TASK DESCRIPTION =>
The answer must consist of every line below containing "ylabel".

-- Opening Marker --

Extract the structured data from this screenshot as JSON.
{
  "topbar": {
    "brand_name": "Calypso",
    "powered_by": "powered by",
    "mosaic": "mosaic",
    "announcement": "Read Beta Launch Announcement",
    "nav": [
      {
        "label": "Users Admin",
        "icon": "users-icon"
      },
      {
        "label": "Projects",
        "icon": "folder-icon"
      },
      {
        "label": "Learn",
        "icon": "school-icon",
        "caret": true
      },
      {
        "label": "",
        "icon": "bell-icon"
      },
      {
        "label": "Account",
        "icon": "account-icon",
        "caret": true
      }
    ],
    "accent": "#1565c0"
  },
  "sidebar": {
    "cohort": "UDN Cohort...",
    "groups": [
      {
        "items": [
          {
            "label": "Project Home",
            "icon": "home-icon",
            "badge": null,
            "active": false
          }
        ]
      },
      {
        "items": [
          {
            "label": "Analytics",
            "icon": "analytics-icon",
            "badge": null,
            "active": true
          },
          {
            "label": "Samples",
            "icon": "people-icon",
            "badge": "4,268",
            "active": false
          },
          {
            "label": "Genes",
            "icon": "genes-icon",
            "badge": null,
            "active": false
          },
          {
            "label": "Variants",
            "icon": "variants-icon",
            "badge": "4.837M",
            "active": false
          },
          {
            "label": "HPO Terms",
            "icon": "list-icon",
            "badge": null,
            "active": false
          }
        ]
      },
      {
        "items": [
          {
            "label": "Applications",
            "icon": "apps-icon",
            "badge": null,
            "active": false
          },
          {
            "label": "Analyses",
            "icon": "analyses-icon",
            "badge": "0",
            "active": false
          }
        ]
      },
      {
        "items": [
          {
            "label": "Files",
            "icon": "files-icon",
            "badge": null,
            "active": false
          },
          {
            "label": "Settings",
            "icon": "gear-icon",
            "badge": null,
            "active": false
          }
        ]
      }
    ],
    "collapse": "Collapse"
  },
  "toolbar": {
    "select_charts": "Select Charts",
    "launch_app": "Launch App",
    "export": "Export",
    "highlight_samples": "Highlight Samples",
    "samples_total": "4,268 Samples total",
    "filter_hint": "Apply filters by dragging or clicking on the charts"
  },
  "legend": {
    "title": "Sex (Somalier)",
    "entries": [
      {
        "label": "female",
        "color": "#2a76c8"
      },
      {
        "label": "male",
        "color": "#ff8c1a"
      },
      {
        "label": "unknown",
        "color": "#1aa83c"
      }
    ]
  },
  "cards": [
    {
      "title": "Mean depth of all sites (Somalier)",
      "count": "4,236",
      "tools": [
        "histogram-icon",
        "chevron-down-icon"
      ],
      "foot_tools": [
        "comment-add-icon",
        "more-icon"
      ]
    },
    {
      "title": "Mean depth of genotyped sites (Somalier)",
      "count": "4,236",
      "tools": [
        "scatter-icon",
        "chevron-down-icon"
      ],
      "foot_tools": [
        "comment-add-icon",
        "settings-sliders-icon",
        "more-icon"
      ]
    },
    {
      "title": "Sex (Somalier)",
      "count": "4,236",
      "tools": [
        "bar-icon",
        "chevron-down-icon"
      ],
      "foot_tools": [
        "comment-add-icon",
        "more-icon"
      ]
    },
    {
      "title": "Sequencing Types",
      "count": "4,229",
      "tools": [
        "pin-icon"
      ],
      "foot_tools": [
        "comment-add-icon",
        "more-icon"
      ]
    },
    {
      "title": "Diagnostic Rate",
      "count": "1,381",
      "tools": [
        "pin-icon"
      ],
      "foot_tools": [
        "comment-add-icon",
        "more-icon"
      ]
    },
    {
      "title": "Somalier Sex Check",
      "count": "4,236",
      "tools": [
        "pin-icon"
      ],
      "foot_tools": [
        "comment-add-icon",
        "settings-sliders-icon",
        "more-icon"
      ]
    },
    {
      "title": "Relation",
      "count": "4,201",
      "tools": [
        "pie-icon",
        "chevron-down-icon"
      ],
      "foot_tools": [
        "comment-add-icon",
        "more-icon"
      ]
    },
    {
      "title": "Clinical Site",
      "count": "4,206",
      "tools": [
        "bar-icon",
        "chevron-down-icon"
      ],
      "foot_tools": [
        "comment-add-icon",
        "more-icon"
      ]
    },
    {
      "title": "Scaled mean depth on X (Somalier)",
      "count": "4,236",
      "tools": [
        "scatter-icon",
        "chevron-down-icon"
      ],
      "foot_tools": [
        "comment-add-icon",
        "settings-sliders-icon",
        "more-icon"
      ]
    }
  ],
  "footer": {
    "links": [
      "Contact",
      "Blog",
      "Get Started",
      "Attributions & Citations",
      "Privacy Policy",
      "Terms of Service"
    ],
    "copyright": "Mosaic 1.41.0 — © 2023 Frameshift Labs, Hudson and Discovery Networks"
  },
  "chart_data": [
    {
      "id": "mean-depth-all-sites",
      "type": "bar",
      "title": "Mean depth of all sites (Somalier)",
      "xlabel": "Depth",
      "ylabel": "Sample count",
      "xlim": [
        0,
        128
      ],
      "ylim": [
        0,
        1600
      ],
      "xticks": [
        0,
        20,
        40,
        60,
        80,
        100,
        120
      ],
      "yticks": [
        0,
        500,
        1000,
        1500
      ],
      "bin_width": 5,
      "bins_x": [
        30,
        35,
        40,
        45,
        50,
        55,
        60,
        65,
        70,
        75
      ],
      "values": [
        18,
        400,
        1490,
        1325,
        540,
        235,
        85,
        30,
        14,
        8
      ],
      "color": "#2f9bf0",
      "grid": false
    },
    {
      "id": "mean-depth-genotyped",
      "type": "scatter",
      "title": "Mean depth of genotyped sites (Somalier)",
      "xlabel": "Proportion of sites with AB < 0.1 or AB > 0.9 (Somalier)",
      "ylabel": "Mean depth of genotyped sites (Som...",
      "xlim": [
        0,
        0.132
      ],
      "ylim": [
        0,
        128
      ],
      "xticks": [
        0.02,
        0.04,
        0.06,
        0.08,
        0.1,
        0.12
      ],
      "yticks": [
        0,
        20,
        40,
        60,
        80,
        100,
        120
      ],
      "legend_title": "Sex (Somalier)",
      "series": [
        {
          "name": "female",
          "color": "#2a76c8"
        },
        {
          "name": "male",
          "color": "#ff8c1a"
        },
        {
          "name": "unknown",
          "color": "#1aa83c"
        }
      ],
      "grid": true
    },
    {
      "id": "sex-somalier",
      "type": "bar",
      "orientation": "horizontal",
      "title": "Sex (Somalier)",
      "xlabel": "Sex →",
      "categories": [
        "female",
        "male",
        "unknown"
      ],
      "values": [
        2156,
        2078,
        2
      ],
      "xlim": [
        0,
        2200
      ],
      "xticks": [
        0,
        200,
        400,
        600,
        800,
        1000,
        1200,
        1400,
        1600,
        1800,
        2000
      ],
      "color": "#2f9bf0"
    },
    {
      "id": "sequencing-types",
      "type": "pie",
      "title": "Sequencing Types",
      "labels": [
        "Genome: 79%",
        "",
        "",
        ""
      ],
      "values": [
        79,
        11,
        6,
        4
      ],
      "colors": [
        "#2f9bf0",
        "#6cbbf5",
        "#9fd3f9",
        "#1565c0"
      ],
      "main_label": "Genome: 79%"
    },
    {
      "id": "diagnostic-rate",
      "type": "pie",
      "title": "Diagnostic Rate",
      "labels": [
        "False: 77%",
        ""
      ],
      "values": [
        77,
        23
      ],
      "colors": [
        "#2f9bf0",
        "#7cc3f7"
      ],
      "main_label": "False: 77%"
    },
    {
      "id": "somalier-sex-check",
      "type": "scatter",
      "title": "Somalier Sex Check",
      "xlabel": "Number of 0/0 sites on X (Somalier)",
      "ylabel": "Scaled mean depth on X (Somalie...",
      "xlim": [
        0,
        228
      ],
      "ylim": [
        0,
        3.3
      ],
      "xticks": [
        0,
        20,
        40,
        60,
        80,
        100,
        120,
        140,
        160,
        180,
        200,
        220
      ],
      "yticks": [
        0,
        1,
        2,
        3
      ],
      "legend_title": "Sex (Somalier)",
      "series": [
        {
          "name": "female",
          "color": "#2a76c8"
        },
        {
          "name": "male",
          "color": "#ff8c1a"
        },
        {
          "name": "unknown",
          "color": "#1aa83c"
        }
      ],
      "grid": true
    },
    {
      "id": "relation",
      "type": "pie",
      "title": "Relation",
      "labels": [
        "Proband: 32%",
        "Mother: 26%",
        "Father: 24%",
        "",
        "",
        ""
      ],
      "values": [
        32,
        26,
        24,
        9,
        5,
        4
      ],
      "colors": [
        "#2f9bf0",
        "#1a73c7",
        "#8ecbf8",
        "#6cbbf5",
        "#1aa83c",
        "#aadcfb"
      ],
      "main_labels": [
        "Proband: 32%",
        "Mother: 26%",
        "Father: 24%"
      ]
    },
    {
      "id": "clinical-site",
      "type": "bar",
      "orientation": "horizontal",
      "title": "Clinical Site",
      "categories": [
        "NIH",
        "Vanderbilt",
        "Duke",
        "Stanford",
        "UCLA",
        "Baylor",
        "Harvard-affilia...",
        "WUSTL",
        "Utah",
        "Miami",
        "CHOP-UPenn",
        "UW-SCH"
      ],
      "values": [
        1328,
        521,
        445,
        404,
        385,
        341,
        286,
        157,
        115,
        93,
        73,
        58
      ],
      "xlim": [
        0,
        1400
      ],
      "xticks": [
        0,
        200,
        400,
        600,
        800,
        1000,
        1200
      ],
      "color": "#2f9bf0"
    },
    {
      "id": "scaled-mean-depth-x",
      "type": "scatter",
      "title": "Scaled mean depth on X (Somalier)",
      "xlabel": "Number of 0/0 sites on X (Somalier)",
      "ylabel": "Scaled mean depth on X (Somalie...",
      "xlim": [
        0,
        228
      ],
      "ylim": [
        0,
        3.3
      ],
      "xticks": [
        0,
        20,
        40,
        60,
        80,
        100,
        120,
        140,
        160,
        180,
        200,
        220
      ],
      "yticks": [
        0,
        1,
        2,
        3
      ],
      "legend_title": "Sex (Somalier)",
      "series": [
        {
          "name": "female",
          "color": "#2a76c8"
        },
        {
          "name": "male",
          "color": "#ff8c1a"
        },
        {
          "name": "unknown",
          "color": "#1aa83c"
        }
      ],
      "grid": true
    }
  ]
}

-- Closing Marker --

RESPONSE TO THIS EXERCISE =>
      "ylabel": "Sample count",
      "ylabel": "Mean depth of genotyped sites (Som...",
      "ylabel": "Scaled mean depth on X (Somalie...",
      "ylabel": "Scaled mean depth on X (Somalie...",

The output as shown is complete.